If you plan to do this, do so at your own risk and understand that this is complicated. Know what you're doing before you accidentally wipe your disk.
I like Linux black magic. One of my favorite pastimes, actually. For example:
You're looking at an installation of blackarch (on top) installed as a chroot of
an Ubuntu host OS (on bottom). If you want to do this yourself, use
over-arch blackarch. Takes
about 30 minutes to do fully, depending on your internet speed. I'd suggest
going ahead an dumping a
pacman -Syy blackarch if you have the 50 GB to spare.
Oh -- and when you chroot in, make sure to do the following mounts:
# mountblackarch #!/bin/bash cd $HOME/blackarch/chroot sudo mount -t proc proc proc/ # for processes sudo mount -t sysfs sys sys/ # for the system sudo mount -o bind /dev dev/ # for devices sudo mount -o bind /dev/pts dev/pts # for pseudo-terminal devices sudo touch root/.Xauthority sudo chroot . su - root -c "xauth add $(xauth list)" # for X forwarding; this'll complain the first time you do it
Make sure to clean up the mounts and
.Xauthority after you're done, too.
A lot of blackarch's strengths come in
systemctl services -- a lot of them.
And that makes life difficult if you're working in a chroot as it will most
likely come back with
Running in chroot, ignoring request
systemctl only really works well when the
systemd of the OS you're working
in (chroot or no) has a PID of 1 (read: the first process). So we have to boot
into the chroot.
I work in a LUKS-encrypted LVM volume group that contains both my host Ubuntu OS (and in turn my blackarch chroot) and a swap volume.
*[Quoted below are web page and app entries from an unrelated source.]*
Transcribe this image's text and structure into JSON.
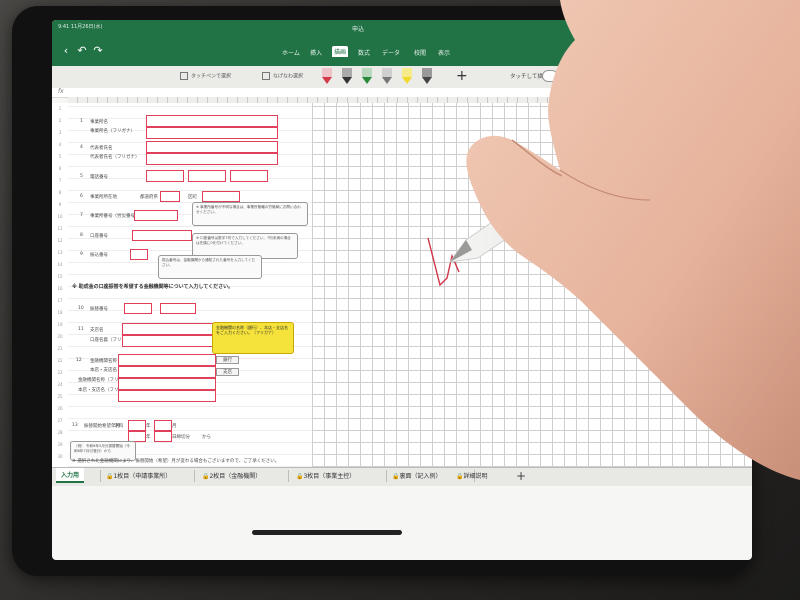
{
  "status": {
    "time": "9:41 11月26日(水)"
  },
  "window": {
    "file_name": "申込"
  },
  "ribbon": {
    "tabs": [
      "ホーム",
      "挿入",
      "描画",
      "数式",
      "データ",
      "校閲",
      "表示"
    ],
    "active_tab": "描画"
  },
  "pen_toolbar": {
    "option1": "タッチペンで選択",
    "option2": "なげなわ選択",
    "touch_draw_label": "タッチして描画する",
    "pens": [
      {
        "name": "pen-red",
        "color": "#d23a4a"
      },
      {
        "name": "pen-black",
        "color": "#333333"
      },
      {
        "name": "pen-green",
        "color": "#2a8a3a"
      },
      {
        "name": "pen-gray",
        "color": "#777777"
      },
      {
        "name": "highlighter-yellow",
        "color": "#f2d92b"
      },
      {
        "name": "pen-dark",
        "color": "#444444"
      }
    ]
  },
  "formula_bar": {
    "fx": "fx"
  },
  "form": {
    "s1": {
      "num": "1",
      "label": "事業所名",
      "sub": "事業所名（フリガナ）"
    },
    "s2": {
      "num": "4",
      "label": "代表者氏名",
      "sub": "代表者氏名（フリガナ）"
    },
    "s3": {
      "num": "5",
      "label": "電話番号"
    },
    "s4": {
      "num": "6",
      "label": "事業所所在地",
      "mid1": "都道府県",
      "mid2": "区町"
    },
    "s5": {
      "num": "7",
      "label": "事業所番号（労災番号）"
    },
    "s6": {
      "num": "8",
      "label": "口座番号"
    },
    "s7": {
      "num": "9",
      "label": "振込番号"
    },
    "section_header": "※ 助成金の口座振替を希望する金融機関等について入力してください。",
    "s10": {
      "num": "10",
      "label": "振替番号"
    },
    "s11": {
      "num": "11",
      "label": "支店名",
      "sub": "口座名義（フリガナ）"
    },
    "s12": {
      "num": "12",
      "label": "金融機関名称",
      "sub1": "本店・支店名",
      "sub2": "金融機関名称（フリガナ）",
      "sub3": "本店・支店名（フリガナ）",
      "tag1": "銀行",
      "tag2": "支店"
    },
    "s13": {
      "num": "13",
      "label": "振替開始希望年月",
      "era": "令和",
      "year": "年",
      "month": "月",
      "from": "から",
      "day_note": "日締切分"
    },
    "note1": "※ 事業所番号が不明な場合は、事業所管轄の労働局にお問い合わせください。",
    "note2": "※ 口座番号は数字7桁で入力してください。7桁未満の場合は先頭に0を付けてください。",
    "note3": "振込番号は、金融機関から通知された番号を入力してください。",
    "note4": "（例） 令和6年5月分振替開始（令和6年7月引落分）から",
    "yellow_note": "金融機関の名称（銀行）、本店・支店名をご入力ください。（フリガナ）",
    "footer_note": "※ 選択された金融機関により、振替開始（希望）月が変わる場合もございますので、ご了承ください。"
  },
  "sheet_tabs": [
    "入力用",
    "1枚目（申請事業所）",
    "2枚目（金融機関）",
    "3枚目（事業主控）",
    "裏面（記入例）",
    "詳細説明"
  ],
  "active_sheet": "入力用",
  "colors": {
    "excel_green": "#217346",
    "form_border": "#e0405a",
    "ink": "#d2354a"
  }
}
That means that I have to use an initramfs (simply: a small filesystem (fs) loaded into memory (ram) that contains everything the kernel needs to get started (init)) which points at my host OS, then somehow transfer to my chroot as the root directory.
Not only that, but blackarch uses a version of the Linux kernel that's a little newer than Ubuntu's (read: incompatible modules), so I have to generate the initramfs in the chroot, transfer it out, then make a custom boot entry that then invokes the black magic to change roots but keep the PID.
That's a lot of stuff to do. Let's get cracking!